There is a large, substantial part which is devoted to the social reforms. First of all, making the social benefit system a more targeted one and reducing the benefits for those who do not need it and for highly ranked state bureaucrats.
And the improving situation concerning monetization of all the social benefits will remain after significant cuts. Here also counts the reform of education. Ukraine has to reform its higher education on the university level, making universities more autonomous, both in a financial context and in providing education services. So here, one of the major laws now considered by the government is the law on high education.
And another part of social reform is in fact health care reform which encompasses changes of the net for all the hospitals and medical establishments and changing the major principles of finance.
I think the course of reforms will not be affected very much because the set of goals is already in the program of reforms signed by the president and taken into action by the executive body of power.
However, the pace of reforms might be affected of course. It’s absolutely clear that in the pre-electoral period it’s very difficult to implement politically sensitive and especially socially sensitive initiatives. For example, a bit more than half a year ago, we adopted a law on the reform of the pension system. It’s difficult to imagine that more severe steps in this direction will be undertaken before the elections.
My hope is that the new agreement will be secured. When and how is very difficult to predict. What is absolutely clear is that the present agreement with Russia is economically unjustified and not fair, because it turns Ukraine into a country that buys the gas at a much higher price than even the Western European partners. And the mandatory volume which Ukraine has to buy every year is too high compared to the needs.
So this agreement should be reconsidered. However, the base of reconsideration of course depends on the partners.
This situation looks like the following: we need a lot of international partners, with whom we can work on different issues and this strategic partnership should go further and deepen without contradicting a strategic partnership with the other side. For example, at the moment Ukraine has a very good relationship under strategic terms, with respect to, for example, a corporation in the energy sector with the United States, concerning the nuclear power issues. Does it contradict the strategic partnership on the same thing with Russia? From my point of view, no. Because here a lot of interest could be combined and they could be made into the decisions which are acceptable for all the parties.
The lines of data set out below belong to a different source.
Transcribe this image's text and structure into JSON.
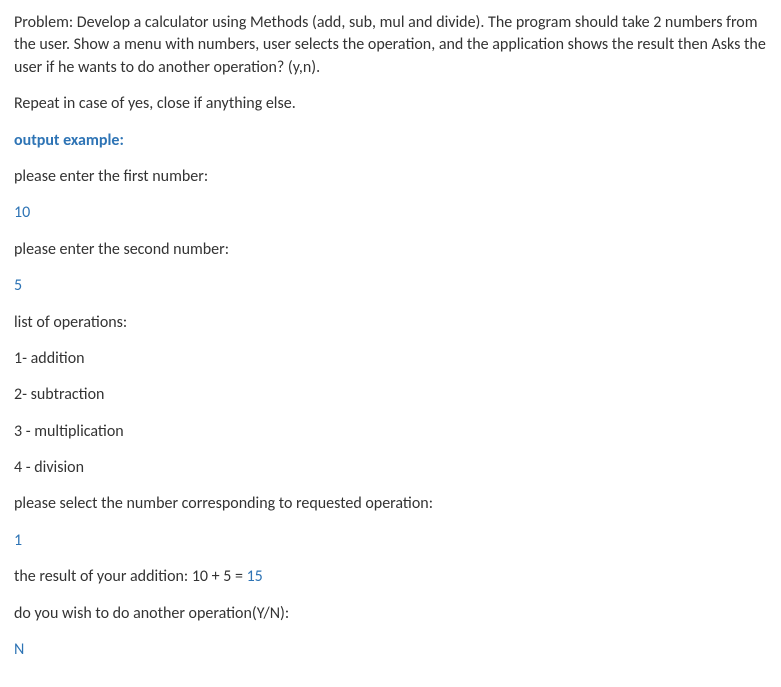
{
  "problem": {
    "description": "Problem: Develop a calculator using Methods (add, sub, mul and divide). The program should take 2 numbers from the user. Show a menu with numbers, user selects the operation, and the application shows the result then Asks the user if he wants to do another operation? (y,n).",
    "repeat_note": "Repeat in case of yes, close if anything else."
  },
  "output_label": "output example:",
  "prompts": {
    "first_number": "please enter the first number:",
    "second_number": "please enter the second number:",
    "operations_header": "list of operations:",
    "operations": [
      "1- addition",
      "2- subtraction",
      "3 - multiplication",
      "4 - division"
    ],
    "select_operation": "please select the number corresponding to requested operation:",
    "result_prefix": "the result of your addition:  10 + 5 = ",
    "result_value": "15",
    "do_another": "do you wish to do another operation(Y/N):"
  },
  "inputs": {
    "first_number": "10",
    "second_number": "5",
    "operation_choice": "1",
    "continue_choice": "N"
  }
}
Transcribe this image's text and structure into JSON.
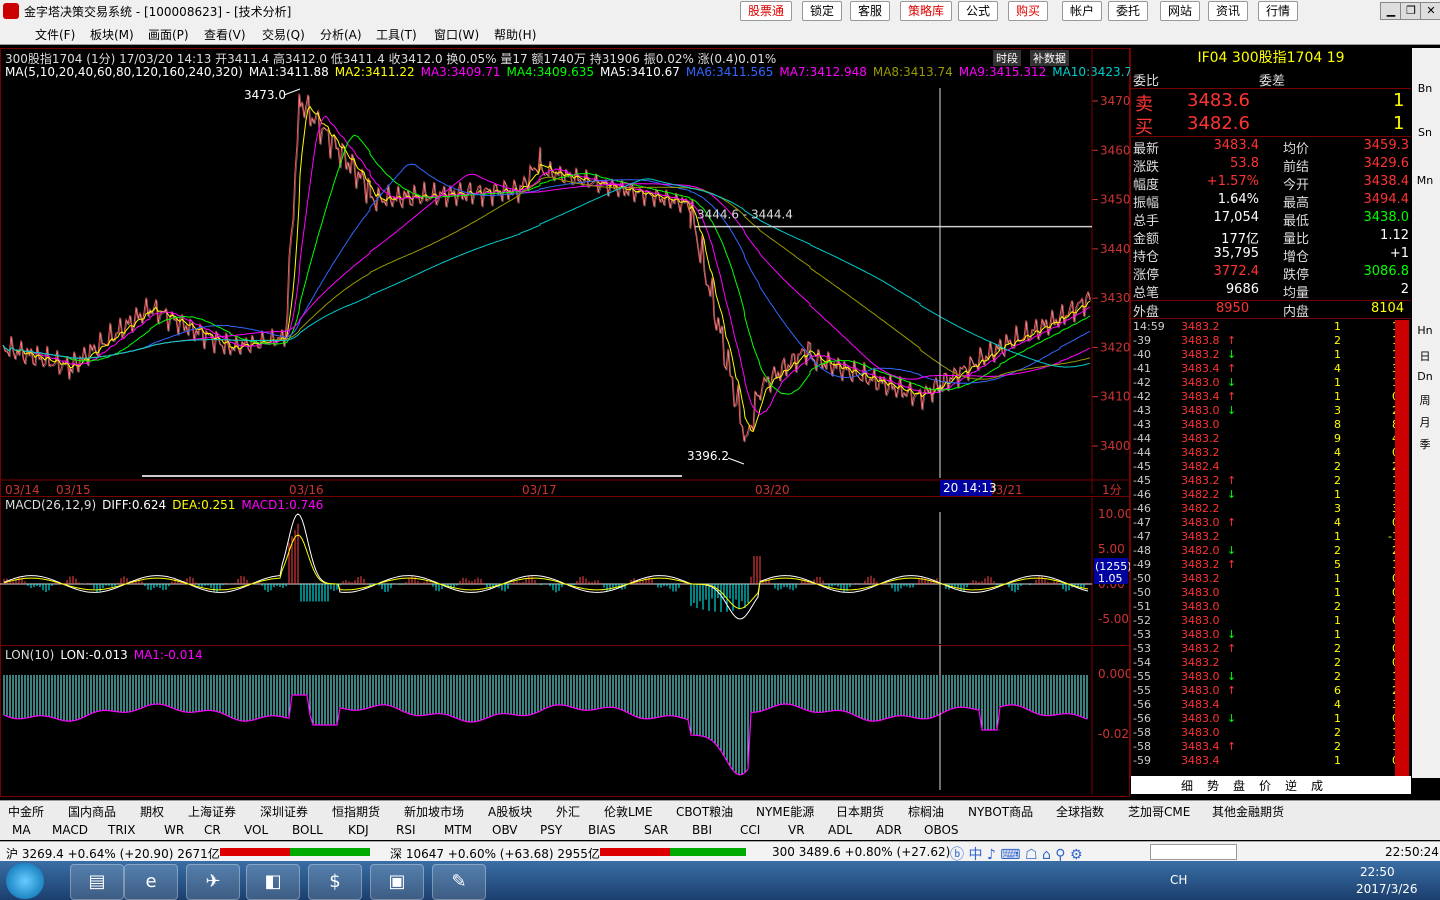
{
  "window": {
    "title": "金字塔决策交易系统 - [100008623] - [技术分析]",
    "buttons": [
      "股票通",
      "锁定",
      "客服",
      "策略库",
      "公式",
      "购买",
      "帐户",
      "委托",
      "网站",
      "资讯",
      "行情"
    ]
  },
  "menu": [
    "文件(F)",
    "板块(M)",
    "画面(P)",
    "查看(V)",
    "交易(Q)",
    "分析(A)",
    "工具(T)",
    "窗口(W)",
    "帮助(H)"
  ],
  "chart": {
    "info_line": "300股指1704 (1分) 17/03/20 14:13 开3411.4 高3412.0 低3411.4 收3412.0 换0.05% 量17 额1740万 持31906 振0.02% 涨(0.4)0.01%",
    "ma_line": [
      "MA(5,10,20,40,60,80,120,160,240,320)",
      "MA1:3411.88",
      "MA2:3411.22",
      "MA3:3409.71",
      "MA4:3409.635",
      "MA5:3410.67",
      "MA6:3411.565",
      "MA7:3412.948",
      "MA8:3413.74",
      "MA9:3415.312",
      "MA10:3423.7"
    ],
    "ma_colors": [
      "#fff",
      "#fff",
      "#ff0",
      "#f0f",
      "#0f0",
      "#fff",
      "#36f",
      "#f0f",
      "#990",
      "#f0f",
      "#0cc"
    ],
    "tags": [
      "时段",
      "补数据"
    ],
    "y_ticks": [
      "3470",
      "3460",
      "3450",
      "3440",
      "3430",
      "3420",
      "3410",
      "3400"
    ],
    "high_label": "3473.0",
    "low_label": "3396.2",
    "cross_label": "3444.6 - 3444.4",
    "dates": [
      "03/14",
      "03/15",
      "03/16",
      "03/17",
      "03/20",
      "03/21"
    ],
    "cursor_time": "20 14:13",
    "period": "1分"
  },
  "macd": {
    "header": [
      "MACD(26,12,9)",
      "DIFF:0.624",
      "DEA:0.251",
      "MACD1:0.746"
    ],
    "y_ticks": [
      "10.00",
      "5.00",
      "0.00",
      "-5.00"
    ],
    "badge1": "(1255)",
    "badge2": "1.05"
  },
  "lon": {
    "header": [
      "LON(10)",
      "LON:-0.013",
      "MA1:-0.014"
    ],
    "y_ticks": [
      "0.000",
      "-0.020"
    ]
  },
  "quote": {
    "title": "IF04  300股指1704  19",
    "wb_label": "委比",
    "wc_label": "委差",
    "sell": {
      "label": "卖",
      "price": "3483.6",
      "vol": "1"
    },
    "buy": {
      "label": "买",
      "price": "3482.6",
      "vol": "1"
    },
    "rows": [
      [
        "最新",
        "3483.4",
        "均价",
        "3459.3"
      ],
      [
        "涨跌",
        "53.8",
        "前结",
        "3429.6"
      ],
      [
        "幅度",
        "+1.57%",
        "今开",
        "3438.4"
      ],
      [
        "振幅",
        "1.64%",
        "最高",
        "3494.4"
      ],
      [
        "总手",
        "17,054",
        "最低",
        "3438.0"
      ],
      [
        "金额",
        "177亿",
        "量比",
        "1.12"
      ],
      [
        "持仓",
        "35,795",
        "增仓",
        "+1"
      ],
      [
        "涨停",
        "3772.4",
        "跌停",
        "3086.8"
      ],
      [
        "总笔",
        "9686",
        "均量",
        "2"
      ]
    ],
    "outer": {
      "l1": "外盘",
      "v1": "8950",
      "l2": "内盘",
      "v2": "8104"
    },
    "ticks": [
      [
        "14:59",
        "3483.2",
        "",
        "1",
        "1"
      ],
      [
        "-39",
        "3483.8",
        "↑",
        "2",
        "1"
      ],
      [
        "-40",
        "3483.2",
        "↓",
        "1",
        "1"
      ],
      [
        "-41",
        "3483.4",
        "↑",
        "4",
        "3"
      ],
      [
        "-42",
        "3483.0",
        "↓",
        "1",
        "1"
      ],
      [
        "-42",
        "3483.4",
        "↑",
        "1",
        "0"
      ],
      [
        "-43",
        "3483.0",
        "↓",
        "3",
        "2"
      ],
      [
        "-43",
        "3483.0",
        "",
        "8",
        "8"
      ],
      [
        "-44",
        "3483.2",
        "",
        "9",
        "4"
      ],
      [
        "-44",
        "3483.2",
        "",
        "4",
        "0"
      ],
      [
        "-45",
        "3482.4",
        "",
        "2",
        "2"
      ],
      [
        "-45",
        "3483.2",
        "↑",
        "2",
        "1"
      ],
      [
        "-46",
        "3482.2",
        "↓",
        "1",
        "1"
      ],
      [
        "-46",
        "3482.2",
        "",
        "3",
        "3"
      ],
      [
        "-47",
        "3483.0",
        "↑",
        "4",
        "0"
      ],
      [
        "-47",
        "3483.2",
        "",
        "1",
        "-1"
      ],
      [
        "-48",
        "3482.0",
        "↓",
        "2",
        "2"
      ],
      [
        "-49",
        "3483.2",
        "↑",
        "5",
        "1"
      ],
      [
        "-50",
        "3483.2",
        "",
        "1",
        "0"
      ],
      [
        "-50",
        "3483.0",
        "",
        "1",
        "0"
      ],
      [
        "-51",
        "3483.0",
        "",
        "2",
        "1"
      ],
      [
        "-52",
        "3483.0",
        "",
        "1",
        "0"
      ],
      [
        "-53",
        "3483.0",
        "↓",
        "1",
        "1"
      ],
      [
        "-53",
        "3483.2",
        "↑",
        "2",
        "0"
      ],
      [
        "-54",
        "3483.2",
        "",
        "2",
        "0"
      ],
      [
        "-55",
        "3483.0",
        "↓",
        "2",
        "1"
      ],
      [
        "-55",
        "3483.0",
        "↑",
        "6",
        "2"
      ],
      [
        "-56",
        "3483.4",
        "",
        "4",
        "3"
      ],
      [
        "-56",
        "3483.0",
        "↓",
        "1",
        "0"
      ],
      [
        "-58",
        "3483.0",
        "",
        "2",
        "1"
      ],
      [
        "-58",
        "3483.4",
        "↑",
        "2",
        "1"
      ],
      [
        "-59",
        "3483.4",
        "",
        "1",
        "0"
      ]
    ],
    "bottom_tabs": [
      "细",
      "势",
      "盘",
      "价",
      "逆",
      "成"
    ]
  },
  "right_tools": [
    "Bn",
    "Sn",
    "Mn",
    "Hn",
    "日",
    "Dn",
    "周",
    "月",
    "季"
  ],
  "tabs1": [
    "中金所",
    "国内商品",
    "期权",
    "上海证券",
    "深圳证券",
    "恒指期货",
    "新加坡市场",
    "A股板块",
    "外汇",
    "伦敦LME",
    "CBOT粮油",
    "NYME能源",
    "日本期货",
    "棕榈油",
    "NYBOT商品",
    "全球指数",
    "芝加哥CME",
    "其他金融期货"
  ],
  "tabs2": [
    "MA",
    "MACD",
    "TRIX",
    "WR",
    "CR",
    "VOL",
    "BOLL",
    "KDJ",
    "RSI",
    "MTM",
    "OBV",
    "PSY",
    "BIAS",
    "SAR",
    "BBI",
    "CCI",
    "VR",
    "ADL",
    "ADR",
    "OBOS"
  ],
  "status": {
    "sh": "沪 3269.4 +0.64% (+20.90) 2671亿",
    "sz": "深 10647 +0.60% (+63.68) 2955亿",
    "hs300": "300 3489.6 +0.80% (+27.62)",
    "clock": "22:50:24"
  },
  "taskbar": {
    "time": "22:50",
    "date": "2017/3/26",
    "lang": "CH"
  }
}
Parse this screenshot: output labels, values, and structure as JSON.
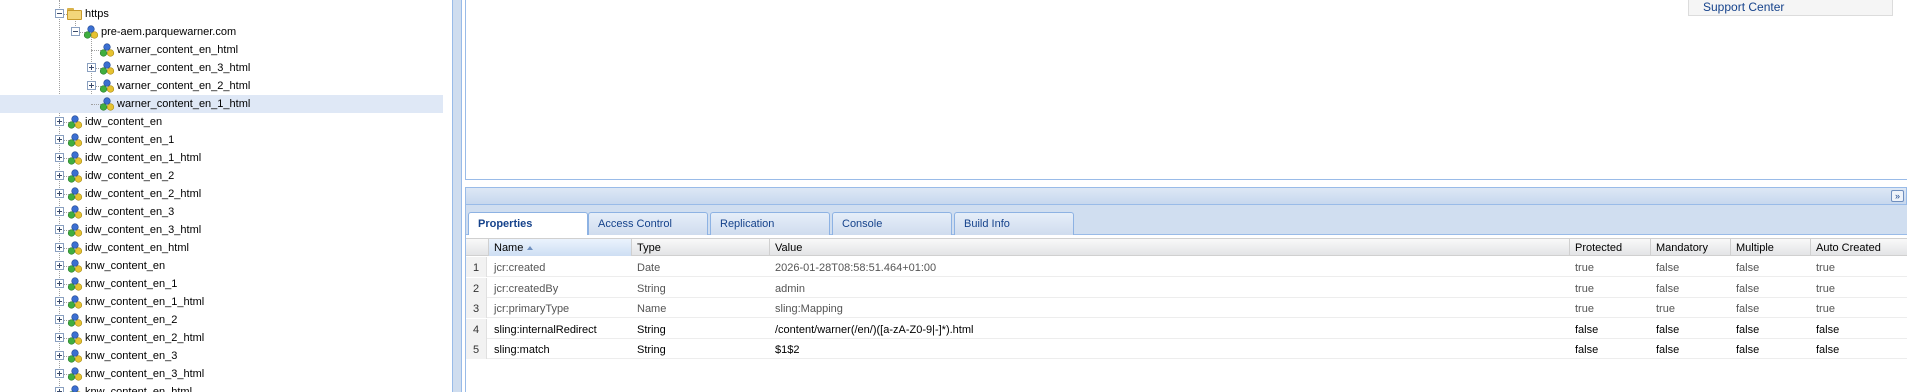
{
  "tree": {
    "nodes": [
      {
        "label": "https",
        "depth": 0,
        "toggle": "minus",
        "icon": "folder-icon"
      },
      {
        "label": "pre-aem.parquewarner.com",
        "depth": 1,
        "toggle": "minus",
        "icon": "mapping-node-icon"
      },
      {
        "label": "warner_content_en_html",
        "depth": 2,
        "toggle": "none",
        "icon": "mapping-node-icon"
      },
      {
        "label": "warner_content_en_3_html",
        "depth": 2,
        "toggle": "plus",
        "icon": "mapping-node-icon"
      },
      {
        "label": "warner_content_en_2_html",
        "depth": 2,
        "toggle": "plus",
        "icon": "mapping-node-icon"
      },
      {
        "label": "warner_content_en_1_html",
        "depth": 2,
        "toggle": "none",
        "icon": "mapping-node-icon",
        "selected": true
      },
      {
        "label": "idw_content_en",
        "depth": 0,
        "toggle": "plus",
        "icon": "mapping-node-icon"
      },
      {
        "label": "idw_content_en_1",
        "depth": 0,
        "toggle": "plus",
        "icon": "mapping-node-icon"
      },
      {
        "label": "idw_content_en_1_html",
        "depth": 0,
        "toggle": "plus",
        "icon": "mapping-node-icon"
      },
      {
        "label": "idw_content_en_2",
        "depth": 0,
        "toggle": "plus",
        "icon": "mapping-node-icon"
      },
      {
        "label": "idw_content_en_2_html",
        "depth": 0,
        "toggle": "plus",
        "icon": "mapping-node-icon"
      },
      {
        "label": "idw_content_en_3",
        "depth": 0,
        "toggle": "plus",
        "icon": "mapping-node-icon"
      },
      {
        "label": "idw_content_en_3_html",
        "depth": 0,
        "toggle": "plus",
        "icon": "mapping-node-icon"
      },
      {
        "label": "idw_content_en_html",
        "depth": 0,
        "toggle": "plus",
        "icon": "mapping-node-icon"
      },
      {
        "label": "knw_content_en",
        "depth": 0,
        "toggle": "plus",
        "icon": "mapping-node-icon"
      },
      {
        "label": "knw_content_en_1",
        "depth": 0,
        "toggle": "plus",
        "icon": "mapping-node-icon"
      },
      {
        "label": "knw_content_en_1_html",
        "depth": 0,
        "toggle": "plus",
        "icon": "mapping-node-icon"
      },
      {
        "label": "knw_content_en_2",
        "depth": 0,
        "toggle": "plus",
        "icon": "mapping-node-icon"
      },
      {
        "label": "knw_content_en_2_html",
        "depth": 0,
        "toggle": "plus",
        "icon": "mapping-node-icon"
      },
      {
        "label": "knw_content_en_3",
        "depth": 0,
        "toggle": "plus",
        "icon": "mapping-node-icon"
      },
      {
        "label": "knw_content_en_3_html",
        "depth": 0,
        "toggle": "plus",
        "icon": "mapping-node-icon"
      },
      {
        "label": "knw_content_en_html",
        "depth": 0,
        "toggle": "plus",
        "icon": "mapping-node-icon"
      }
    ]
  },
  "header_links": {
    "support_center": "Support Center"
  },
  "tabs": [
    {
      "label": "Properties",
      "active": true
    },
    {
      "label": "Access Control",
      "active": false
    },
    {
      "label": "Replication",
      "active": false
    },
    {
      "label": "Console",
      "active": false
    },
    {
      "label": "Build Info",
      "active": false
    }
  ],
  "grid": {
    "columns": [
      "",
      "Name",
      "Type",
      "Value",
      "Protected",
      "Mandatory",
      "Multiple",
      "Auto Created"
    ],
    "sorted_column": "Name",
    "rows": [
      {
        "num": "1",
        "name": "jcr:created",
        "type": "Date",
        "value": "2026-01-28T08:58:51.464+01:00",
        "protected": "true",
        "mandatory": "false",
        "multiple": "false",
        "auto_created": "true",
        "strong": false
      },
      {
        "num": "2",
        "name": "jcr:createdBy",
        "type": "String",
        "value": "admin",
        "protected": "true",
        "mandatory": "false",
        "multiple": "false",
        "auto_created": "true",
        "strong": false
      },
      {
        "num": "3",
        "name": "jcr:primaryType",
        "type": "Name",
        "value": "sling:Mapping",
        "protected": "true",
        "mandatory": "true",
        "multiple": "false",
        "auto_created": "true",
        "strong": false
      },
      {
        "num": "4",
        "name": "sling:internalRedirect",
        "type": "String",
        "value": "/content/warner(/en/)([a-zA-Z0-9|-]*).html",
        "protected": "false",
        "mandatory": "false",
        "multiple": "false",
        "auto_created": "false",
        "strong": true
      },
      {
        "num": "5",
        "name": "sling:match",
        "type": "String",
        "value": "$1$2",
        "protected": "false",
        "mandatory": "false",
        "multiple": "false",
        "auto_created": "false",
        "strong": true
      }
    ]
  },
  "colors": {
    "accent": "#15428b",
    "border": "#99bbe8",
    "selected_row": "#dfe8f6"
  }
}
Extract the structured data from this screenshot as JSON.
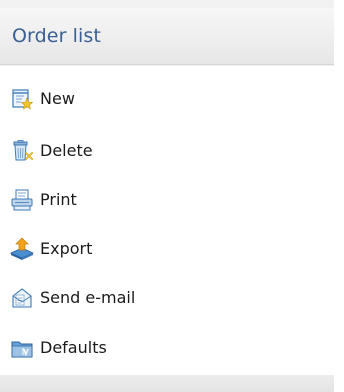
{
  "panel": {
    "title": "Order list"
  },
  "actions": [
    {
      "label": "New",
      "icon": "new-order-icon"
    },
    {
      "label": "Delete",
      "icon": "delete-icon"
    },
    {
      "label": "Print",
      "icon": "print-icon"
    },
    {
      "label": "Export",
      "icon": "export-icon"
    },
    {
      "label": "Send e-mail",
      "icon": "send-email-icon"
    },
    {
      "label": "Defaults",
      "icon": "defaults-icon"
    }
  ],
  "colors": {
    "title": "#3a5f93",
    "header_bg": "#ececec",
    "list_bg": "#ffffff"
  }
}
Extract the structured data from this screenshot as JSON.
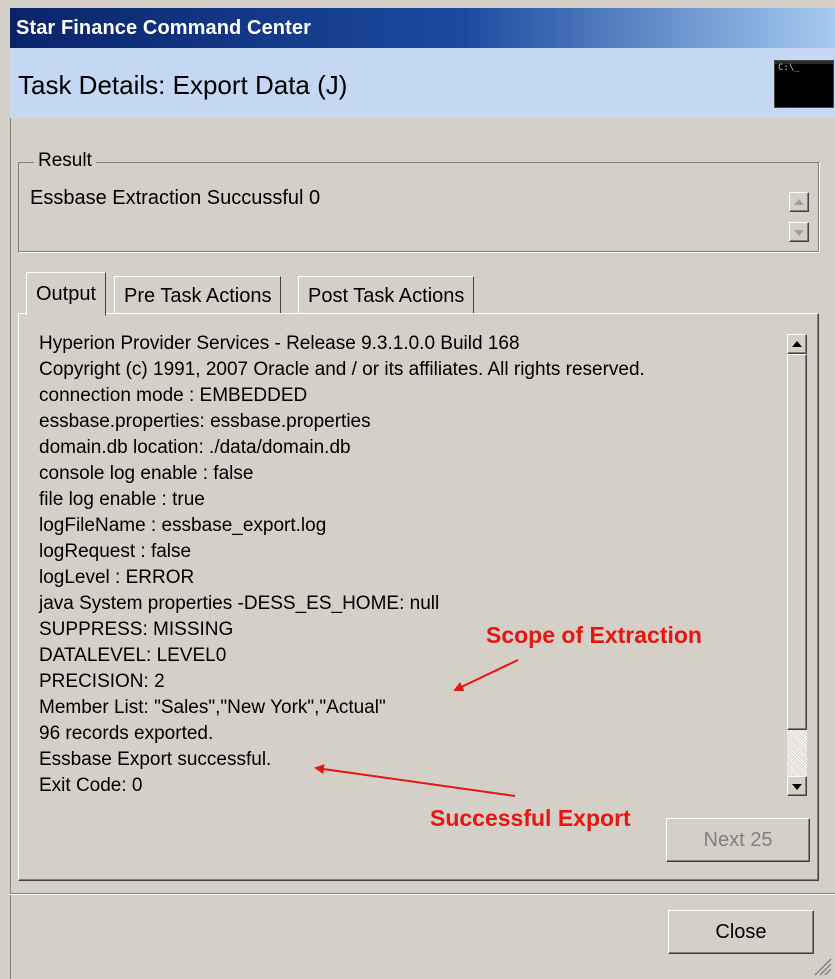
{
  "window": {
    "title": "Star Finance Command Center"
  },
  "header": {
    "title": "Task Details: Export Data (J)",
    "icon": "console-icon",
    "icon_text": "C:\\_"
  },
  "result": {
    "legend": "Result",
    "text": "Essbase Extraction Succussful 0"
  },
  "tabs": [
    {
      "label": "Output",
      "active": true
    },
    {
      "label": "Pre Task Actions",
      "active": false
    },
    {
      "label": "Post Task Actions",
      "active": false
    }
  ],
  "output": {
    "lines": [
      "Hyperion Provider Services - Release 9.3.1.0.0 Build 168",
      "Copyright (c) 1991, 2007 Oracle and / or its affiliates. All rights reserved.",
      "connection mode : EMBEDDED",
      "essbase.properties: essbase.properties",
      "domain.db location: ./data/domain.db",
      "console log enable : false",
      "file log enable : true",
      "logFileName : essbase_export.log",
      "logRequest : false",
      "logLevel : ERROR",
      "java System properties -DESS_ES_HOME: null",
      "SUPPRESS: MISSING",
      "DATALEVEL: LEVEL0",
      "PRECISION: 2",
      "Member List: \"Sales\",\"New York\",\"Actual\"",
      "96 records exported.",
      "Essbase Export successful.",
      "Exit Code: 0"
    ]
  },
  "annotations": {
    "scope": "Scope of Extraction",
    "success": "Successful Export",
    "color": "#e8140f"
  },
  "buttons": {
    "next": "Next 25",
    "close": "Close"
  },
  "colors": {
    "titlebar_start": "#0a246a",
    "header_bg": "#c4d8f4",
    "face": "#d4d0c8"
  }
}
The same concerns our deepening economic relationship, for example, with the Asian countries like China. Will it contradict our European factor? Definitely not, because new investment projects if they will be undertaken with a Chinese business, would be very beneficial for Ukraine and for China and definitely they will not hurt the interest of any other trade partner.
The most important thing is, while making agreements, of course one should carefully check that the balance of interest is preserved. First of all it is in the interest of your country, and it is in the interest of not violating already signed international cooperation agreements, like WTO or whatever else. And I think that is the most important way of dealing with the issues: multiplicity of partners and cooperation with each of them, ether in a very wide sphere and quantity of different areas or on a selected basis where both partners feel most appropriate.
I hope that the overall picture and enthusiasm with which the Ukrainian people are waiting for this European championship will be felt by foreign visitors and will probably produce a new outlook on Ukraine as a country with not only huge potential but with huge possibilities which could be exploited and used now. So that is our aspiration, and we are also looking forward to welcoming a lot of guests during this championship.